See All Chapters
Medium 9780856831843

Ficino on Law and Justice

Michael Shepherd Shepheard-Walwyn ePub

Affairs of state cannot be properly and successfully conducted without divine help *

THE TRANSLATORS of the recent series of books entitled The Letters of Marsilio Ficino say in their preface that Ficino ‘related all activities to the central aim of Man: to return to his divine source’.1 He wrote to men in many different professions; and certainly those letters directed to lawyers are meant to remind them of the divinity which informs and graces their vocation. In his eyes, ‘high also is the office of lawyer among men. He is the defender of the citizens as a whole, the general oracle of the state, and the interpreter of the divine mind and will’2

Writing in such terms may well have been intended to elevate the recipients’ own views of their profession. Praise, rather than criticism, was the method employed by Ficino to illuminate the virtues which might be practised by individual men, thus leading them back to their divine origin. In a letter entitled by Ficino himself in his collection, Legitimi iurisconsulti partes (the role of the true man of law), addressed to Pier Filippo Perugini, whom Ficino calls ‘the illustrious man of law’, the following passage appears:

See All Chapters
Medium 9780856831843

Ficino’s Influence in Europe

Michael Shepherd Shepheard-Walwyn ePub

Philosophy, to express it in a few words, is the ascent of the mind from the lower regions to the highest, and from darkness to light. *
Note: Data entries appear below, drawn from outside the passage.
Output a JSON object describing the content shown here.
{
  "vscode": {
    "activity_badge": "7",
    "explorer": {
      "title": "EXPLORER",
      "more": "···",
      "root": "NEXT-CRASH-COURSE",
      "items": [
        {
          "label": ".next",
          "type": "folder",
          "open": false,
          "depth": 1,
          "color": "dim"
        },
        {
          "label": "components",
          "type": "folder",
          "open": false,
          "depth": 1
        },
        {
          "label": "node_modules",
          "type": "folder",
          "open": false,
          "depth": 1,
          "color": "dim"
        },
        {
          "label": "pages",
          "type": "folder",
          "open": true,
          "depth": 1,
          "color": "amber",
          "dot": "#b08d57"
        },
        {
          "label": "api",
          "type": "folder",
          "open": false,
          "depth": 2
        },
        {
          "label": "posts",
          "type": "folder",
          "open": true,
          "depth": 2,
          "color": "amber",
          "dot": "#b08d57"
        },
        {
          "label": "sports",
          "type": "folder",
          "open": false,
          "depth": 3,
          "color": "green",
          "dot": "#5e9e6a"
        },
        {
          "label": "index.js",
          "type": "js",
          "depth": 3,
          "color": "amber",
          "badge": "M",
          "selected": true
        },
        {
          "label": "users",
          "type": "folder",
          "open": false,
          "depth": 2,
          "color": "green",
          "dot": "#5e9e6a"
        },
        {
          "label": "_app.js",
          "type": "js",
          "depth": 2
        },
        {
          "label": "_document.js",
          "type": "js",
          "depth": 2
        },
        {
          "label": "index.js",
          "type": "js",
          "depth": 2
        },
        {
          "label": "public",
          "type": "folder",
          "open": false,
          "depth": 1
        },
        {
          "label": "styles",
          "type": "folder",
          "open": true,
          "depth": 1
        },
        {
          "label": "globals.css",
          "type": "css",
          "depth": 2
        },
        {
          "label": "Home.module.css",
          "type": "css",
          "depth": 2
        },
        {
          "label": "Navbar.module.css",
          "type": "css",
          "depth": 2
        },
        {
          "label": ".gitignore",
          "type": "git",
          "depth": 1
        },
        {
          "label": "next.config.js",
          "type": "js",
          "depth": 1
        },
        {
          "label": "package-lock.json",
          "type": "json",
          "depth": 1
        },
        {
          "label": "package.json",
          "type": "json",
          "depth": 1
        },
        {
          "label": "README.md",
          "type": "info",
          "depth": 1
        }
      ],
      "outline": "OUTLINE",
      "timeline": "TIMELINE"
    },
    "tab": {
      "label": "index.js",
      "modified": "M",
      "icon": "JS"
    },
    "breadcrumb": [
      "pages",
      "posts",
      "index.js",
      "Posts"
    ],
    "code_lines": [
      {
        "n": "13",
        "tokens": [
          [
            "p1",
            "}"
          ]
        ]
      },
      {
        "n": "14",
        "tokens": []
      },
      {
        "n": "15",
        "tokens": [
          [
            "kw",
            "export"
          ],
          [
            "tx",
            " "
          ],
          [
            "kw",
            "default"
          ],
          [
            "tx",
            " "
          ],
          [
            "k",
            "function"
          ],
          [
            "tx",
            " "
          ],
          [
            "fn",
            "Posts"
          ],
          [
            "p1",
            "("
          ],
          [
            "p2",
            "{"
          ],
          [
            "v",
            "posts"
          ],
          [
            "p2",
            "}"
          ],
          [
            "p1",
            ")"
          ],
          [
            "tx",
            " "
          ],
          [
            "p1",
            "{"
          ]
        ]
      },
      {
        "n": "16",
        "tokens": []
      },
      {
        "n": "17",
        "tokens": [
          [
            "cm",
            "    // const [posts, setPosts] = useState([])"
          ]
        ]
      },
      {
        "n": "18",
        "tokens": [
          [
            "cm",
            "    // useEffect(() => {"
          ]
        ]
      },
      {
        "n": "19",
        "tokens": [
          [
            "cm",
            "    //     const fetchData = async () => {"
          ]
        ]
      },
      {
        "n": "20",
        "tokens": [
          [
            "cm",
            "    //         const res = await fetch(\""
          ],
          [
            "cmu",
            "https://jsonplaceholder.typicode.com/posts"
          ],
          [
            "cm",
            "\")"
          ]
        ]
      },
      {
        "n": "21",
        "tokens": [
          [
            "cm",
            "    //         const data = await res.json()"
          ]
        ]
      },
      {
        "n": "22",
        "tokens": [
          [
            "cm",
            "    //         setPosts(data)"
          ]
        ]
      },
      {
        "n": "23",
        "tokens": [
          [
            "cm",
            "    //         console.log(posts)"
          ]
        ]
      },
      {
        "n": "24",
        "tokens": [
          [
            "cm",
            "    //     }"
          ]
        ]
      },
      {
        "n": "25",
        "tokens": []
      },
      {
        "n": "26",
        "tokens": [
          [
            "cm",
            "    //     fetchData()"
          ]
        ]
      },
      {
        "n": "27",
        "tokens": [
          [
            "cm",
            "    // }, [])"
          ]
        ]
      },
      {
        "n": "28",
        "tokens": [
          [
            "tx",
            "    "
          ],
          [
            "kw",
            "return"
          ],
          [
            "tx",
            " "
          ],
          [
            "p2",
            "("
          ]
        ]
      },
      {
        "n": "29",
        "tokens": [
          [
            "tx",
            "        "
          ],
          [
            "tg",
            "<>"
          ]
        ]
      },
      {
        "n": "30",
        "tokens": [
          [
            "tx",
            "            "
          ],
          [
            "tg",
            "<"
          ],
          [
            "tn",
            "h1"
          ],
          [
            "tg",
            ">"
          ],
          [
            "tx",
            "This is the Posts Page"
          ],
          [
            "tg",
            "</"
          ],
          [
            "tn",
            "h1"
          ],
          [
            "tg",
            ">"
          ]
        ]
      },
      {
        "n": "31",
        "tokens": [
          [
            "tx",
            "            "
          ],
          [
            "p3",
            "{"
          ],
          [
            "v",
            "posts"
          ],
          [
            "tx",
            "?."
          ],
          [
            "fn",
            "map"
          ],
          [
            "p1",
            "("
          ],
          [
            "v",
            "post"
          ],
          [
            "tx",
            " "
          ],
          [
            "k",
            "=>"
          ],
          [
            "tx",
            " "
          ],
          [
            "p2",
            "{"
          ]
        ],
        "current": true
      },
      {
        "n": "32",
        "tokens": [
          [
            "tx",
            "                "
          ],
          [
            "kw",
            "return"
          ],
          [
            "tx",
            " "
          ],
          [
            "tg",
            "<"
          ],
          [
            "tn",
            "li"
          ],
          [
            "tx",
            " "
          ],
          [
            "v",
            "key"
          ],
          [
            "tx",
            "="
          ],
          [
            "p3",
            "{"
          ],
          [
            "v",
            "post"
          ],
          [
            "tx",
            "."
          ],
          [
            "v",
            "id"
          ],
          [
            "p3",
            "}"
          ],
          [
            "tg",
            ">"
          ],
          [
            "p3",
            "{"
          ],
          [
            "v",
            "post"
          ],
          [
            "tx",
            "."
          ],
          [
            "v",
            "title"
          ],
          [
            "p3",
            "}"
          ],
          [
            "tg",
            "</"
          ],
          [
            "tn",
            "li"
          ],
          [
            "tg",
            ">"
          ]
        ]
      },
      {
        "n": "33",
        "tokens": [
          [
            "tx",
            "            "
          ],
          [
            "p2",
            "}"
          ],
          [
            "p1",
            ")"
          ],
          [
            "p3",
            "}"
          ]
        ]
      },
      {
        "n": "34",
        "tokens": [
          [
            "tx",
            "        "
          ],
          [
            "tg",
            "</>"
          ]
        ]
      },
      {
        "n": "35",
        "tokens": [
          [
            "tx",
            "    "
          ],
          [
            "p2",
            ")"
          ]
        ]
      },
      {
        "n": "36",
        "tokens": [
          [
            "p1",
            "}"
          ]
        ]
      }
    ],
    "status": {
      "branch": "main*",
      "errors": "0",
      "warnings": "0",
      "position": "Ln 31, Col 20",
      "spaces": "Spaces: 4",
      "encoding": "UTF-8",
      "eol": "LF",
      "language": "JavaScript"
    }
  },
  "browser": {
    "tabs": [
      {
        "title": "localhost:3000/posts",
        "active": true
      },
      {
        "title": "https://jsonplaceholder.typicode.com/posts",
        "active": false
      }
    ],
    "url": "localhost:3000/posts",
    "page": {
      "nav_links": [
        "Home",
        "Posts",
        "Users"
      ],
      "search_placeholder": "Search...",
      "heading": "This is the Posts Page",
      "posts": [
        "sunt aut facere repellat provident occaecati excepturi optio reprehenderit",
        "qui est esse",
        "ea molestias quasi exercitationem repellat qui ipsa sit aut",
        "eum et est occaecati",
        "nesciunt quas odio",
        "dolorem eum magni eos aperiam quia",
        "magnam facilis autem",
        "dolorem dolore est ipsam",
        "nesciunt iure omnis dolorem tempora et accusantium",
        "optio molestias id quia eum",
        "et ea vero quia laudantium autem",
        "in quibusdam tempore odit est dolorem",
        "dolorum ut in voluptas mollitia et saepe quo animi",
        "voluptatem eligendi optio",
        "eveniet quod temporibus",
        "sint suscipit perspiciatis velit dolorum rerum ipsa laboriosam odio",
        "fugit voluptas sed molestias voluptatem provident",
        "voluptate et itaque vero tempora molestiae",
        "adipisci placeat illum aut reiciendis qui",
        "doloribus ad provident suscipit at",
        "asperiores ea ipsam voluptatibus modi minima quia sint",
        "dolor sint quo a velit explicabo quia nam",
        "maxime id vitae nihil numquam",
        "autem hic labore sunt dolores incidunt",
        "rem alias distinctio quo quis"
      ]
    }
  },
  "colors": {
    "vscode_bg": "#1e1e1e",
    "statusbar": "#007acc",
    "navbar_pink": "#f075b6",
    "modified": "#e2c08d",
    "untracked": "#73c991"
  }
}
TRACING the influence of a great teacher is no easy task. A single idea or image may be followed as a thread through texts and sources; memorable lines of a poet may echo through later prose and verse. But Ficino’s influence is harder to trace, for two reasons. Firstly, he was not the only translator of Plato in late 15th century Florence. Important groundwork had already been done by Coluccio Salutati, Leonardo Bruni and others. The revival of the wisdom of antiquity was already being taken up enthusiastically in every shape and form. Secondly, the rôle of a teacher is to foster and encourage the talents of his pupils to prepare for new challenges they will face and solve in their own way. How this may be measured is clearly a complex matter.

Faced with this two-fold difficulty, some have undervalued Ficino’s role as an educator of minds and a publicist of Platonic thought. Pasquale Villari, writing in 18881, paid lip service to Ficino’s importance, describing how Florence ‘became the resort of scholars from all parts of Italy and the studious youth of Germany, France and Spain came there on purpose to attend the lectures of Ficino; for his works were eagerly read throughout Europe...’

See All Chapters
Medium 9780856831843

Ficino’s Message to the Church Today

Michael Shepherd Shepheard-Walwyn ePub

Christ himself, giver of life, who entrusted the care of all sufferers to his disciples, enjoins his priests, if they are no longer able to cure with words as those of the past were, then at least to provide therapy with herbs and stones. *

THUS, on the 15 September 1489, in a letter of self-defence to three eminent friends, wrote the Very Reverend Father Marsilio Ficino, Canon of the Cathedral of Florence, in which high ecclesiastical post he had been installed two years previously.

Thus, he proved himself to be one of the few outstanding priests and prelates of the Catholic Church, except for missionaries in the field, to have taken very seriously and literally the words of Christ as transmitted in the Gospels, to the effect that the essential mission of His disciples – that is the essential ministry of the Church – consisted indissolubly of two things: to proclaim the good news and to cure the sick.

Ficino’s notion of the priesthood – with its focus on holistic curing of the human being, since body is related to soul, in the vision of this arch-Platonist, as shadow is to body – certainly deserves closer scrutiny from a theological point of view than it would be suitable to give it in the present context. It is only being cited here as a striking instance of his more general ‘missiologic’ concept of the Church in relation to the world.

See All Chapters

See All Chapters